Craft bakeries fear a massive skills shortage, as the flow of bakers from Eastern Europe dries up and those already here return home.
With the fall in the value of the pound and the economic slowdown, the UK is less attractive to migrant workers such as bakers. In contrast, the Polish economy is predicted to grow by 5.4% this year and 3.8% in 2009, tempting many to return home.
London-based agency Employ-ment Choice has seen a 15-20% drop in the number of Eastern European bakers on its books in the past six months, while Home Office figures show the number of Eastern Europeans registering for work in the UK fell by 22,000 between July and September - a drop of 40% compared to the same period in 2007.
The worry among bakers is that there is not enough home-grown talent to fill the void. At Fosters Bakery in Barnsley, which employs 240 staff, operations director Michael Taylor said: "Finding Latvian and Polish workers is a struggle. Bakeries still relying on them are going to come unstuck. Around 25% of our staff are from Eastern Europe and we expect that to fall to around 10% in the next few years. In 2011, when Germany relaxes its immigration laws, we expect even more workers to move on. Germany is a lot closer to Poland than the UK."
Fosters has invested heavily in training to help fill the impending skills gap, embarking on a series of training projects with colleges and the local Job Centre.

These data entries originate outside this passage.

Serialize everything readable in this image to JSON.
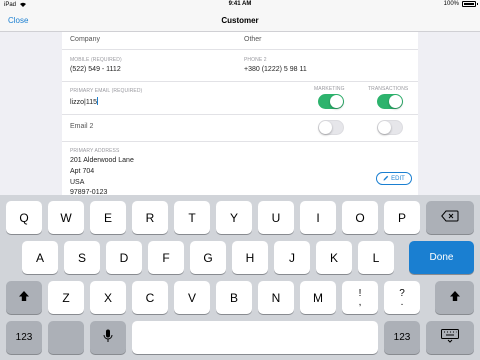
{
  "status_bar": {
    "carrier": "iPad",
    "time": "9:41 AM",
    "battery": "100%",
    "battery_level": 1.0
  },
  "nav": {
    "close_label": "Close",
    "title": "Customer"
  },
  "form": {
    "company": {
      "label": "Company"
    },
    "other": {
      "label": "Other"
    },
    "mobile": {
      "label": "MOBILE (REQUIRED)",
      "value": "(522) 549 - 1112"
    },
    "phone2": {
      "label": "PHONE 2",
      "value": "+380 (1222) 5 98 11"
    },
    "primary_email": {
      "label": "PRIMARY EMAIL (REQUIRED)",
      "value": "lizzo|115"
    },
    "marketing_label": "MARKETING",
    "transactions_label": "TRANSACTIONS",
    "primary_email_marketing": true,
    "primary_email_transactions": true,
    "email2": {
      "label": "Email 2"
    },
    "email2_marketing": false,
    "email2_transactions": false,
    "address": {
      "label": "PRIMARY ADDRESS",
      "line1": "201 Alderwood Lane",
      "line2": "Apt 704",
      "line3": "USA",
      "line4": "97897-0123"
    },
    "edit_label": "EDIT"
  },
  "keyboard": {
    "row1": [
      "Q",
      "W",
      "E",
      "R",
      "T",
      "Y",
      "U",
      "I",
      "O",
      "P"
    ],
    "row2": [
      "A",
      "S",
      "D",
      "F",
      "G",
      "H",
      "J",
      "K",
      "L"
    ],
    "row3": [
      "Z",
      "X",
      "C",
      "V",
      "B",
      "N",
      "M"
    ],
    "punct1": [
      "!",
      ","
    ],
    "punct2": [
      "?",
      "."
    ],
    "done_label": "Done",
    "numbers_label": "123",
    "icons": [
      "delete-icon",
      "shift-icon",
      "microphone-icon",
      "keyboard-dismiss-icon",
      "wifi-icon",
      "signal-icon"
    ]
  },
  "colors": {
    "accent": "#1a7fd1",
    "toggle_on": "#2db36d"
  }
}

London craft bakery Flourish employs 38 staff, with around 80% from Eastern Europe. Director Helen O’Connell said the company had written to French and Spanish bakery schools to offer newly qualified students work experience. "We’ve lost a few Polish staff recently," she said. "Recruitment is getting tougher."